"Hereís Yoji Shinkawa. Itís not widely known, but this is the guy pretty much responsible for making Metal Gear Solid so damn cool. His official title was Illustration Director, but this really doesnít do him justice at all... Kojima wanted a much older, hard-boiled, and 'dandy' Snake, but Shinkawa insisted on him being younger. Thatís why Snake is as agile, capable and strong as he is. If Kojima had his way, Solid Snake would have been over 40, slow, andÖ 'dandy'. I donít know if you know what dandy means, but it refers to being fashionable and concerned with appearances. Would he have been the kind of guy who checks himself out in the mirror and combs his hair after a fight? Maybe heíd say stuff like 'Watch the shoes, kid' or ďNow look, you got blood on my new suit'...In other words, we wouldnít have gotten the epic blend of Wolverine and James Bond that we know and love; we probably would just have ended up with Harrison Ford.
What else did Shinkawa do to make the game so cool? It turns out he single-handedly spared Otacon from being a fat, stereotypical dummy. He wasnít even supposed to be smart? Otacon has ended up being a major character in two more games since the first Metal Gear Solid! Can you imagine a fat, stupid Otacon eating a chocolate bar becoming so popular? ... when you really think about the amount of impact that Shinkawa had on the most popular aspects of the game, it makes you wonder whether it could have been half the success it was if Kojima had been left unchallenged."
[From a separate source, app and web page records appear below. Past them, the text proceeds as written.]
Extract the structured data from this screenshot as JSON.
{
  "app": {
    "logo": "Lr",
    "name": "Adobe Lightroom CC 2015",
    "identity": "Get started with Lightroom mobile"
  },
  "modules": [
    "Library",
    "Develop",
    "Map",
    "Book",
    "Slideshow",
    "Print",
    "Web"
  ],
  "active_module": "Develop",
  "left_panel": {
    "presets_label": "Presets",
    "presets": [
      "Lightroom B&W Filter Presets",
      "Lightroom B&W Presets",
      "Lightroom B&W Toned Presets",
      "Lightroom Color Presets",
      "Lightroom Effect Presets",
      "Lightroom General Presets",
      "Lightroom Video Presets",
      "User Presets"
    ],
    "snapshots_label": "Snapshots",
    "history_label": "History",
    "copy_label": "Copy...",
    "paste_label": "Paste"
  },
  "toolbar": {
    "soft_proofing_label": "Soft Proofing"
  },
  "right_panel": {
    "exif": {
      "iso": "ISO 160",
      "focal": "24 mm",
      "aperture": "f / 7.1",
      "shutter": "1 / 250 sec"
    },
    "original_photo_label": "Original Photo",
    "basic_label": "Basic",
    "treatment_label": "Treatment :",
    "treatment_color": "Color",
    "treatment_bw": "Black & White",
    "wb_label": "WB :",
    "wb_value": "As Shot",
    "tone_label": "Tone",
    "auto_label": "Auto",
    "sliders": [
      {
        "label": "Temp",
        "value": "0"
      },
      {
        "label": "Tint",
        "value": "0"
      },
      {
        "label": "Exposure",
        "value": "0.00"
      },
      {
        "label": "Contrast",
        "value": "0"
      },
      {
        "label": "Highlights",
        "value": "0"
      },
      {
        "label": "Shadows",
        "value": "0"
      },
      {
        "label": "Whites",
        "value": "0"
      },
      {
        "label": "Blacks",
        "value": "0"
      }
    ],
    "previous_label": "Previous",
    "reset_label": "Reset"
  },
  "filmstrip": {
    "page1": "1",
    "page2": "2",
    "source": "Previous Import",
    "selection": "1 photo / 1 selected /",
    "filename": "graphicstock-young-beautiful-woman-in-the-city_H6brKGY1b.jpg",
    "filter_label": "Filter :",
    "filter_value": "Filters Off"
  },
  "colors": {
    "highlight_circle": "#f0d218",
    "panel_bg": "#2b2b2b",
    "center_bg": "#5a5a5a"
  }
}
—Terry Wolf, "The Selfish Meme"
"I have great respect for the setting Gene Roddenberry created, but like so many in Hollywood, Roddenberry himself was an ego case with a lot of good ideas, a lot of really stupid ideas, and some difficulty telling which was which."
— a commenter on the forums for Star Trek Online